◆ **ASSIGNMENT**: The lines you return should be those containing the string "title", taken from the data below.

^^^^

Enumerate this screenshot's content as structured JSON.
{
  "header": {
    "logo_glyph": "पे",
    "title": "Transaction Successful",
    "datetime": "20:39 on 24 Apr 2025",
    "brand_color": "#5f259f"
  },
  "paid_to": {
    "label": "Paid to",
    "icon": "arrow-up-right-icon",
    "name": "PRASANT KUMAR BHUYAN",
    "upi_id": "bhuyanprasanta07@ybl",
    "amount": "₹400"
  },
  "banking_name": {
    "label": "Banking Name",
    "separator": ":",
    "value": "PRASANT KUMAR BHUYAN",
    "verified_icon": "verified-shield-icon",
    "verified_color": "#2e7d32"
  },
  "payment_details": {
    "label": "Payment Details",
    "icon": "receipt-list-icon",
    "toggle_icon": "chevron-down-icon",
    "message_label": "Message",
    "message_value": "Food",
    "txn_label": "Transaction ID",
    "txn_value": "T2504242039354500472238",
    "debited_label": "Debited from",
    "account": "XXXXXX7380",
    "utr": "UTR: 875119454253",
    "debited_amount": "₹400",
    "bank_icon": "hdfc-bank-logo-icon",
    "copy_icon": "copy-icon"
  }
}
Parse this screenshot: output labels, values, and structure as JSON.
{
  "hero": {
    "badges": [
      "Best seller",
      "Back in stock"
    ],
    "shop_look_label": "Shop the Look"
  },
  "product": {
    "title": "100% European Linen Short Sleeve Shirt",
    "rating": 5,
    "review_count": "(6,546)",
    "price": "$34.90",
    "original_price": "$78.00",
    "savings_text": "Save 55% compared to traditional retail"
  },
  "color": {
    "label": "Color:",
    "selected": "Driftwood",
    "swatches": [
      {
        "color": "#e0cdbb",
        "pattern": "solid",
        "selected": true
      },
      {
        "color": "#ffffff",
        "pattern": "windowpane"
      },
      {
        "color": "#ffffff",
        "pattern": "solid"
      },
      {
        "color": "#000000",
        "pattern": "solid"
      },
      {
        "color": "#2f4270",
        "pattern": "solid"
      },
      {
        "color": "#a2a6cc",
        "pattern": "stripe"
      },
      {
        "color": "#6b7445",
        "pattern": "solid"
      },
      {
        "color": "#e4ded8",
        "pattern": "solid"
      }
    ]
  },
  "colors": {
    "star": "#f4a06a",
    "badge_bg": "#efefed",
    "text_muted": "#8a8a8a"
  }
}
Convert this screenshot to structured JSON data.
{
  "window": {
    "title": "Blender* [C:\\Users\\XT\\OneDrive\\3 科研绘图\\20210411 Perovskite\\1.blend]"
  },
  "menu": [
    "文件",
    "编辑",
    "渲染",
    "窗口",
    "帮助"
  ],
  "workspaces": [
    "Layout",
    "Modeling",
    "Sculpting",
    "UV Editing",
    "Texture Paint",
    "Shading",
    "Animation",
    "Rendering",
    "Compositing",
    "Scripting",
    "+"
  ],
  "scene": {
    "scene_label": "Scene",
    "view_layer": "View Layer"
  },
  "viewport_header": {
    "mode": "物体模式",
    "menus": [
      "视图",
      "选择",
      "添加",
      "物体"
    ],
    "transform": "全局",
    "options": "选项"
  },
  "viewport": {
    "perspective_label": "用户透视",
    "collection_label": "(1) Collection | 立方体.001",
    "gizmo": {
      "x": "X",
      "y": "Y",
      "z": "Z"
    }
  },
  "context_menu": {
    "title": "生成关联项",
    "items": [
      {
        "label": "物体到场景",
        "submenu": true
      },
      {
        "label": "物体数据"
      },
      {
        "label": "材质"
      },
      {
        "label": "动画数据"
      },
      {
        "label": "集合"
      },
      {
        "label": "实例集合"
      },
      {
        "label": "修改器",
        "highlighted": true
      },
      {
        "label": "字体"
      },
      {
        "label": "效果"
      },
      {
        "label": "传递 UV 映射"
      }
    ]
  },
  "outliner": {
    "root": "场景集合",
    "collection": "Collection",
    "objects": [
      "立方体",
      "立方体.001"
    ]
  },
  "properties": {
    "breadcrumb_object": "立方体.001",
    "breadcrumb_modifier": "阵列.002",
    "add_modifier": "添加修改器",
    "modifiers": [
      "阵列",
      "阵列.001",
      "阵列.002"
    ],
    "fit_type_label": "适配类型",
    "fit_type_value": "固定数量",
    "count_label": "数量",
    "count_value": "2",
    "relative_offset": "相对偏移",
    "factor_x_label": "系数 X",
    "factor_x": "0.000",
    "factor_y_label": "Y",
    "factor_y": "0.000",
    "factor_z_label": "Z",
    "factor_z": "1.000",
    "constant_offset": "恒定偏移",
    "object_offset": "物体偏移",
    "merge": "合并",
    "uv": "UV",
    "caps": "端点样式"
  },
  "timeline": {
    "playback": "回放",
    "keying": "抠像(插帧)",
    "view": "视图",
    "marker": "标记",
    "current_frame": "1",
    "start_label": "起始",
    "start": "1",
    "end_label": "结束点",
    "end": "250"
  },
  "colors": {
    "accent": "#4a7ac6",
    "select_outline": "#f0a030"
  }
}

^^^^

◆ **WRITTEN ANSWER**:
    "title": "Transaction Successful",
    "title": "100% European Linen Short Sleeve Shirt",
    "title": "Blender* [C:\\Users\\XT\\OneDrive\\3 科研绘图\\20210411 Perovskite\\1.blend]"
    "title": "生成关联项",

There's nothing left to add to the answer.